We wish that the rising technological ability of artificial intelligence and robotics meant that humanity looked forward to a world without the need for everyone to work 40 hours a week. Instead, however, the threat of automation promises only to destroy jobs and leave people scrambling to make ends meet.
This isn’t theoretical: automation has already claimed some jobs and seems poised to eliminate the human element from others in the near future. Let’s take a look at some of the jobs that no longer exist thanks to automation.
Believe it or not, the term “computer” once referred to a person’s job, not a piece of technology. The original space missions launched by NASA required human computers to create complicated mathematical solutions. They had to account for things like gravitational pull, launch angle, and fuel consumption. Did you see the film Hidden Figures? That’s what we’re talking about.
The advent of the microchip, however, essentially deleted this job from existence. While there are still physicists who can run those kinds of numbers by hand, there is no official job title for such a person. The hard work of computing has been shifted to the world of programming instead.
While accountants and secretaries can still find plenty of work, the field of bookkeeping has been automated. Accounts payable software gets the job done–and you don’t have to pay it a salary or benefits. Before computers were commonplace, the job of that software was handled by a human employee: a bookkeeper.
Logs, ledgers, spreadsheets, and the like were once all kept in notebooks and managed by one person or department at a company. The invention of software that could handle the bulk of this work led to many roles in the office being combined. Now there are very few dedicated bookkeepers; instead, the tasks now also fall to accountants or secretaries.
As of the time of this writing, self-driving cars or drones that deliver packages are in their infancy, but they are a reality. In a few short years, assuming no major legislation alters how companies can use this technology, automated cars are likely to replace the job of couriers. People who drive taxis, deliver food and packages, and even truckers could all be facing the end of their industry.
As more advanced robotics become reality and not just science fiction, many more jobs will vanish. Soldiers could be replaced with drones. Astronauts might even be replaced with robotic probes like the Mars rover.
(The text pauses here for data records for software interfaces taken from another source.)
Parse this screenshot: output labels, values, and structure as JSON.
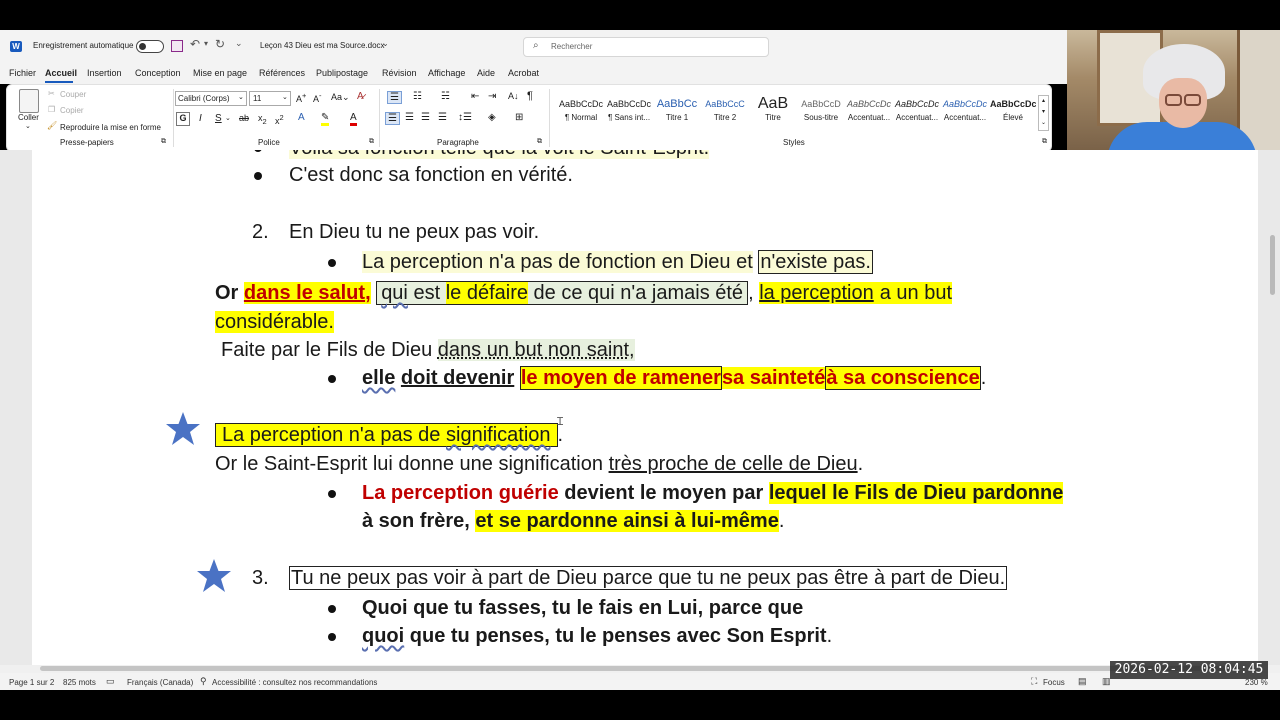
{
  "window": {
    "autosave_label": "Enregistrement automatique",
    "doc_title": "Leçon 43 Dieu est ma Source.docx",
    "search_placeholder": "Rechercher"
  },
  "menu_tabs": [
    "Fichier",
    "Accueil",
    "Insertion",
    "Conception",
    "Mise en page",
    "Références",
    "Publipostage",
    "Révision",
    "Affichage",
    "Aide",
    "Acrobat"
  ],
  "ribbon": {
    "paste_label": "Coller",
    "cut_label": "Couper",
    "copy_label": "Copier",
    "format_painter_label": "Reproduire la mise en forme",
    "clipboard_group": "Presse-papiers",
    "font_name": "Calibri (Corps)",
    "font_size": "11",
    "font_group": "Police",
    "paragraph_group": "Paragraphe",
    "styles_group": "Styles",
    "styles": [
      {
        "sample": "AaBbCcDc",
        "name": "¶ Normal"
      },
      {
        "sample": "AaBbCcDc",
        "name": "¶ Sans int..."
      },
      {
        "sample": "AaBbCc",
        "name": "Titre 1"
      },
      {
        "sample": "AaBbCcC",
        "name": "Titre 2"
      },
      {
        "sample": "AaB",
        "name": "Titre"
      },
      {
        "sample": "AaBbCcD",
        "name": "Sous-titre"
      },
      {
        "sample": "AaBbCcDc",
        "name": "Accentuat..."
      },
      {
        "sample": "AaBbCcDc",
        "name": "Accentuat..."
      },
      {
        "sample": "AaBbCcDc",
        "name": "Accentuat..."
      },
      {
        "sample": "AaBbCcDc",
        "name": "Élevé"
      }
    ]
  },
  "document": {
    "line_top_partial": "Voilà sa fonction telle que la voit le Saint-Esprit.",
    "line_1": "C'est donc sa fonction en vérité.",
    "item2_number": "2.",
    "item2_text": "En Dieu tu ne peux pas voir.",
    "line_3a": "La perception n'a pas de fonction en Dieu et",
    "line_3b": "n'existe pas.",
    "line_4_or": "Or",
    "line_4_dans": "dans le salut",
    "line_4_comma": ",",
    "line_4_qui": "qui",
    "line_4_est": "est",
    "line_4_defaire": "le défaire",
    "line_4_rest": "de ce qui n'a jamais été",
    "line_4_comma2": ",",
    "line_4_perc": "la perception",
    "line_4_but": "a un but",
    "line_5": "considérable.",
    "line_6a": "Faite par le Fils de Dieu",
    "line_6b": "dans un but non saint,",
    "line_7_elle": "elle",
    "line_7_doit": "doit devenir",
    "line_7_moyen": "le moyen de ramener",
    "line_7_saintete": "sa sainteté",
    "line_7_conscience": "à sa conscience",
    "line_7_dot": ".",
    "line_8a": "La perception n'a pas de",
    "line_8b": "signification",
    "line_8_dot": ".",
    "line_9a": "Or le Saint-Esprit lui donne une signification",
    "line_9b": "très proche de celle de Dieu",
    "line_9_dot": ".",
    "line_10a": "La perception guérie",
    "line_10b": "devient le moyen par",
    "line_10c": "lequel le Fils de Dieu pardonne",
    "line_11a": "à son frère,",
    "line_11b": "et se pardonne ainsi à lui-même",
    "line_11_dot": ".",
    "item3_number": "3.",
    "item3_text": "Tu ne peux pas voir à part de Dieu parce que tu ne peux pas être à part de Dieu.",
    "line_13": "Quoi que tu fasses, tu le fais en Lui, parce que",
    "line_14a": "quoi",
    "line_14b": "que tu penses, tu le penses avec Son Esprit",
    "line_14_dot": "."
  },
  "status": {
    "page": "Page 1 sur 2",
    "words": "825 mots",
    "language": "Français (Canada)",
    "accessibility": "Accessibilité : consultez nos recommandations",
    "focus": "Focus",
    "zoom": "230 %"
  },
  "timestamp": "2026-02-12 08:04:45",
  "colors": {
    "highlight_yellow": "#ffff00",
    "red_text": "#c00000",
    "star_blue": "#4a72c4",
    "word_blue": "#185abd"
  }
}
There is some good news, at least: some jobs will always demand a human touch. However, this means that people who are in jobs that are being displaced will need to retrain into a new field or risk falling through the cracks of tomorrow’s world.